Naturopathic physicians combine the wisdom of nature with the rigors of modern science. Steeped in traditional healing methods, principles and practices, naturopathic medicine focuses on holistic, proactive prevention and comprehensive diagnosis and treatment. By using protocols that minimize the risk of harm, naturopathic physicians help facilitate the body’s inherent ability to restore and maintain optimal health. It is the naturopathic physician’s role to identify and remove barriers to good health by helping to create a healing internal and external environment. NDs treat all medical conditions and can provide both individual and family health care. Among the most common ailments they treat are allergies, chronic pain, digestive issues, hormonal imbalances, obesity, respiratory conditions, heart disease, fertility problems, menopause, adrenal fatigue, cancer, fibromyalgia and chronic fatigue syndrome. NDs can perform minor surgeries, such as removing cysts or stitching up superficial wounds. However, they do not practice major surgery. NDs are trained to utilize prescription drugs, although the emphasis of naturopathic medicine is the use of natural healing agents.

Allopathic Physician MD Nurses and physicians are on the front line of medicine. As practitioners, they work in solo or group practices examining patients and obtaining medical histories; ordering, performing and interpreting diagnostic tests; and prescribing and administering treatment for patients suffering from injury or disease. They also counsel patients about illness, injuries, health conditions and preventive healthcare (diet/fitness, smoking cessation, etc.).

In hospitals, they provide emergency care, perform surgery and care for patients with injuries or life-threatening illnesses like cancer or serious conditions like asthma. In laboratories across the country, physician researchers look for the cause of illnesses and for new and better ways to treat all kinds of diseases and injuries. They run medical centers and teach future generations of physicians and other health care practitioners.
They all sound great right?
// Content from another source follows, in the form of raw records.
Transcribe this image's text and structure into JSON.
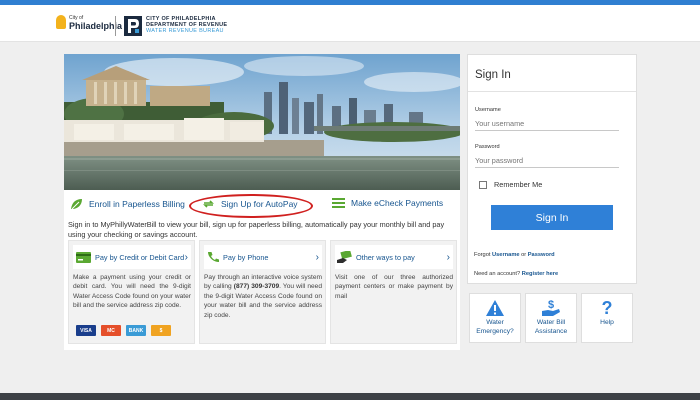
{
  "header": {
    "city_small": "City of",
    "city_name": "Philadelphia",
    "dept_line1": "CITY OF PHILADELPHIA",
    "dept_line2": "DEPARTMENT OF REVENUE",
    "dept_line3": "WATER REVENUE BUREAU"
  },
  "actions": {
    "paperless": "Enroll in Paperless Billing",
    "autopay": "Sign Up for AutoPay",
    "echeck": "Make eCheck Payments"
  },
  "intro": "Sign in to MyPhillyWaterBill to view your bill, sign up for paperless billing, automatically pay your monthly bill and pay using your checking or savings account.",
  "cards": [
    {
      "title": "Pay by Credit or Debit Card",
      "body": "Make a payment using your credit or debit card. You will need the 9-digit Water Access Code found on your water bill and the service address zip code.",
      "logos": [
        "VISA",
        "MC",
        "BANK",
        "$"
      ]
    },
    {
      "title": "Pay by Phone",
      "body_pre": "Pay through an interactive voice system by calling ",
      "phone": "(877) 309-3709",
      "body_post": ". You will need the 9-digit Water Access Code found on your water bill and the service address zip code."
    },
    {
      "title": "Other ways to pay",
      "body": "Visit one of our three authorized payment centers or make payment by mail"
    }
  ],
  "signin": {
    "title": "Sign In",
    "username_label": "Username",
    "username_placeholder": "Your username",
    "password_label": "Password",
    "password_placeholder": "Your password",
    "remember": "Remember Me",
    "button": "Sign In",
    "forgot_prefix": "Forgot ",
    "forgot_username": "Username",
    "forgot_or": " or ",
    "forgot_password": "Password",
    "need_prefix": "Need an account? ",
    "register": "Register here"
  },
  "tiles": [
    {
      "label": "Water Emergency?",
      "icon": "warning-icon"
    },
    {
      "label": "Water Bill Assistance",
      "icon": "assistance-icon"
    },
    {
      "label": "Help",
      "icon": "help-icon"
    }
  ],
  "colors": {
    "brand_blue": "#2f80d7",
    "link_blue": "#17558f",
    "highlight_red": "#d0201f"
  }
}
So what happens to many doctors when they come across a patient who’s medical is difficult,challenging. Sometimes it seems they don’t have time or want to make time because either they are to busy or they aren’t very knowledgeable in that area of  condition disease or illness. So they seem fudge through it. 

Many never think outside the box. 

If this happens move on. Find a new Dr. 
I Spoke to herbalists and a  naturopath  or two , one  I really wish was covered by insurance. The other was just interested in $.
But the one that I would love to see if I could afford her was so knowledgeable in the brief time I met her and sat down for about an hour and just spoke to her she gave me general suggestions that honestly have helped me more than others I paid to see regularly.

I learned to be more mindful 

I learned to do basic meditation 

I changed the way I was thinking 

I began to exercise again this time I had a plan. 

I started a journal and a food log which I could see if what I was eating contributed to my pain. And my feeling when I ate. I will get into that tomorrow.
 I exercised whether in pain or no pain. I started out with 5 minutes 3-4x a day on a recumbent bike to see how my joints felt. 
Then went to 7 minutes, then 10 then 15

I did my research on supplements 

I started to take herbology classes 

I was living in the moment and being mindful about everything.

I began transforming my pain into a glorious and grateful  appreciation  for which is right in front of me.  

Eating Healthy and taking my supplements and Exercising a new mindful way and added meditation was working. ,

It wasn’t over night but in a couple weeks I noticed I felt happier, not as still all the time, and pain was not as intense as usual.

Over time I noticed more improvements.

I then quit smoking after 40 years 

I can tell you meditation and diet and any exercise helps .

Try it 

Talk to your doctor and what do you have to lose. 

To be continued tomorrow….

Check out these  cute videos and learn about meditation and mindfulness 
Meditation Info https://youtu.be/rqoxYKtEWEc
Beginners Guide to Meditation https://youtu.be/w6T02g5hnT4
How being Mindful Empowers Us https://youtu.be/vzKryaN44ss
MeditationVideo          https://youtu.be/YeeDo-c3lDI